Know before you go
Entry feeFree access
Parking informationThere is parking at the Forestry Commission car park off the road or cars can be parked at the end of the road adjacent.
Grazing animalsThe site is grazed by sheep
Visitors are asked to keep to the footpaths, some of which are steep or have shallow steps.
Access to the reserve is open at all times but visitors are advised to keep to the marked tracks. Contact the Trust for more information.
There is a kissing gate leading to the Emilies (areas of open grassland) and wheelchair access is available by prior arrangement.
When to visit
Opening timesOpen at all times
Best time to visitApril to July
About the reserve
This site is a secondary mixed deciduous woodland believed to be on the site of part of the ancient Sherwood Forest. Over 30 common species of ground flora can be found here, including heath bedstraw and woodsage. In winter goldcrest, redpoll and long tailed tit can be seen with occassional sightings of woodpecker.

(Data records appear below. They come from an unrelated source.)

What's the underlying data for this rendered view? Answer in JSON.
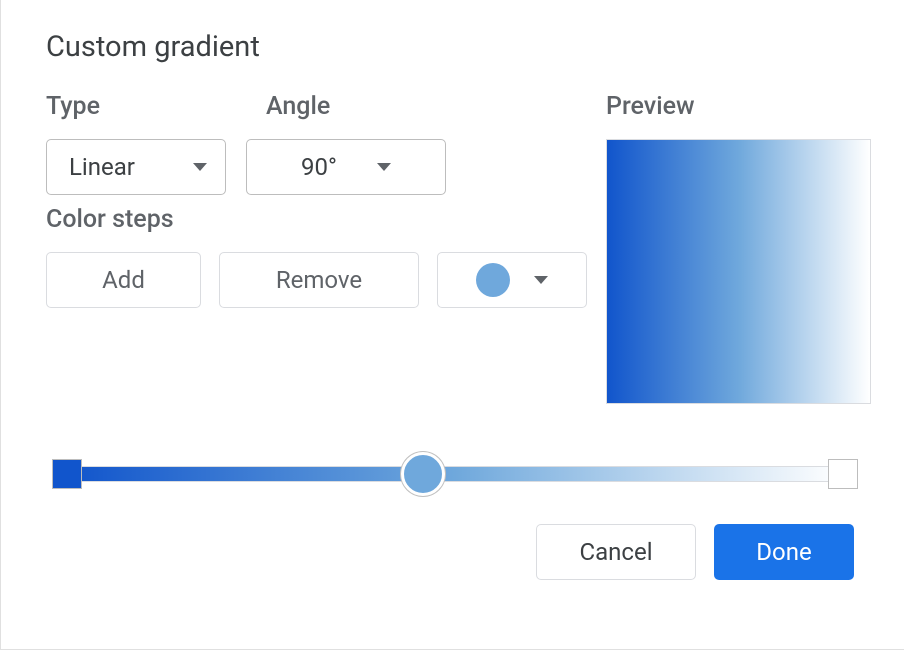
{
  "title": "Custom gradient",
  "labels": {
    "type": "Type",
    "angle": "Angle",
    "preview": "Preview",
    "color_steps": "Color steps"
  },
  "type_select": {
    "value": "Linear"
  },
  "angle_select": {
    "value": "90°"
  },
  "buttons": {
    "add": "Add",
    "remove": "Remove",
    "cancel": "Cancel",
    "done": "Done"
  },
  "colors": {
    "gradient_start": "#1155cc",
    "gradient_mid": "#6fa8dc",
    "gradient_end": "#ffffff",
    "selected_swatch": "#6fa8dc",
    "primary_button": "#1a73e8"
  },
  "gradient_stops": [
    {
      "position": 0,
      "color": "#1155cc"
    },
    {
      "position": 50,
      "color": "#6fa8dc"
    },
    {
      "position": 100,
      "color": "#ffffff"
    }
  ],
  "slider_thumb_position_pct": 46
}
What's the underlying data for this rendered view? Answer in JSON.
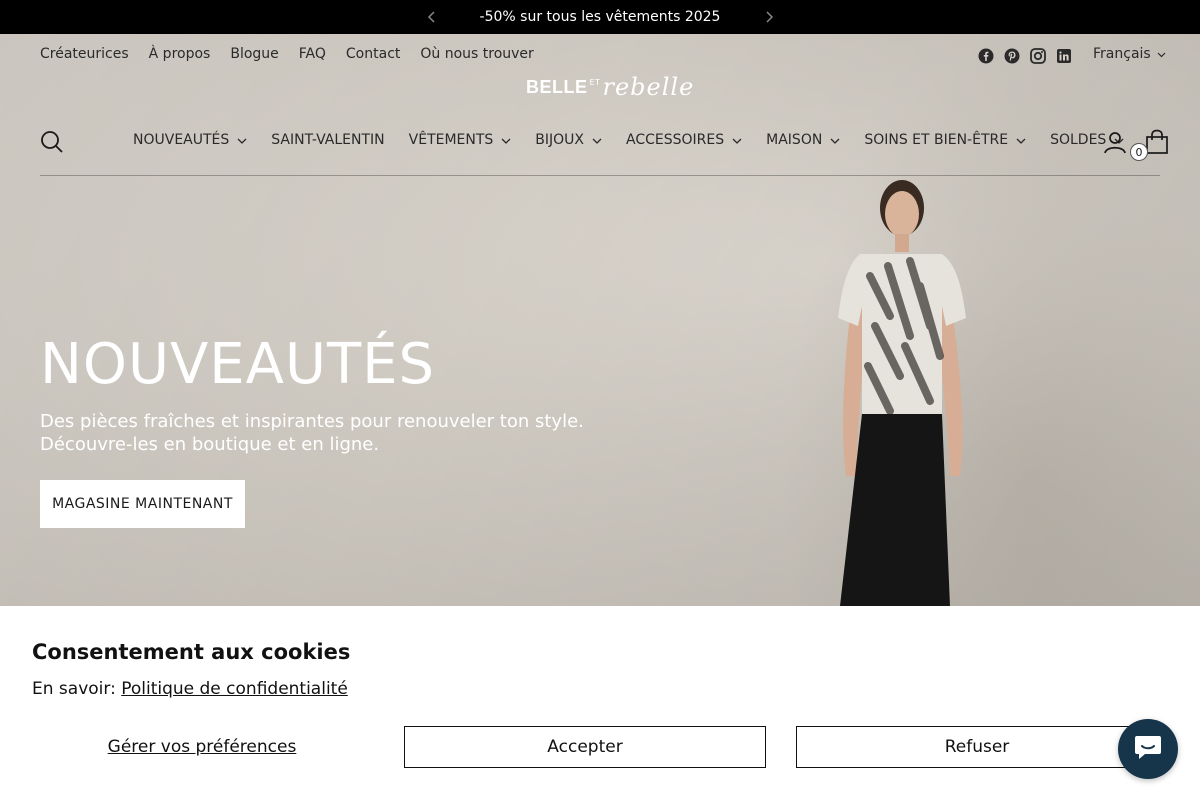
{
  "announcement": {
    "text": "-50% sur tous les vêtements 2025"
  },
  "utility_links": [
    "Créateurices",
    "À propos",
    "Blogue",
    "FAQ",
    "Contact",
    "Où nous trouver"
  ],
  "socials": [
    "facebook-icon",
    "pinterest-icon",
    "instagram-icon",
    "linkedin-icon"
  ],
  "language": {
    "selected": "Français"
  },
  "logo": {
    "part1": "BELLE",
    "part2": "ET",
    "part3": "rebelle"
  },
  "nav": [
    {
      "label": "NOUVEAUTÉS",
      "dropdown": true
    },
    {
      "label": "SAINT-VALENTIN",
      "dropdown": false
    },
    {
      "label": "VÊTEMENTS",
      "dropdown": true
    },
    {
      "label": "BIJOUX",
      "dropdown": true
    },
    {
      "label": "ACCESSOIRES",
      "dropdown": true
    },
    {
      "label": "MAISON",
      "dropdown": true
    },
    {
      "label": "SOINS ET BIEN-ÊTRE",
      "dropdown": true
    },
    {
      "label": "SOLDES",
      "dropdown": true
    }
  ],
  "cart": {
    "count": "0"
  },
  "hero": {
    "title": "NOUVEAUTÉS",
    "subtitle_line1": "Des pièces fraîches et inspirantes pour renouveler ton style.",
    "subtitle_line2": "Découvre-les en boutique et en ligne.",
    "cta": "MAGASINE MAINTENANT"
  },
  "cookie": {
    "title": "Consentement aux cookies",
    "learn_prefix": "En savoir:",
    "privacy_link": "Politique de confidentialité",
    "preferences": "Gérer vos préférences",
    "accept": "Accepter",
    "refuse": "Refuser"
  },
  "colors": {
    "announcement_bg": "#000000",
    "chat_bg": "#16344a",
    "text": "#1a1a1a"
  }
}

High numbers of fungal species and survey work on moths and other invertebrates suggest that the plantation was established on the site of ancient woodland. Some records are of species only found locally in Sherwood Forest woodlands, underlining the site’s heritage as part of this world-famous forest.
The main wood covers more than 7 hectares with oak and birch the principal species, together with sycamore, sweet chestnut, rowan, coppiced lime and several other species. The wood is linked by a grassy ride to two open areas of sycamore and acid grassland (Big Emily and Little Emily) bordered by a single line of poplars. Rhododendron and bracken dominate areas of open ground.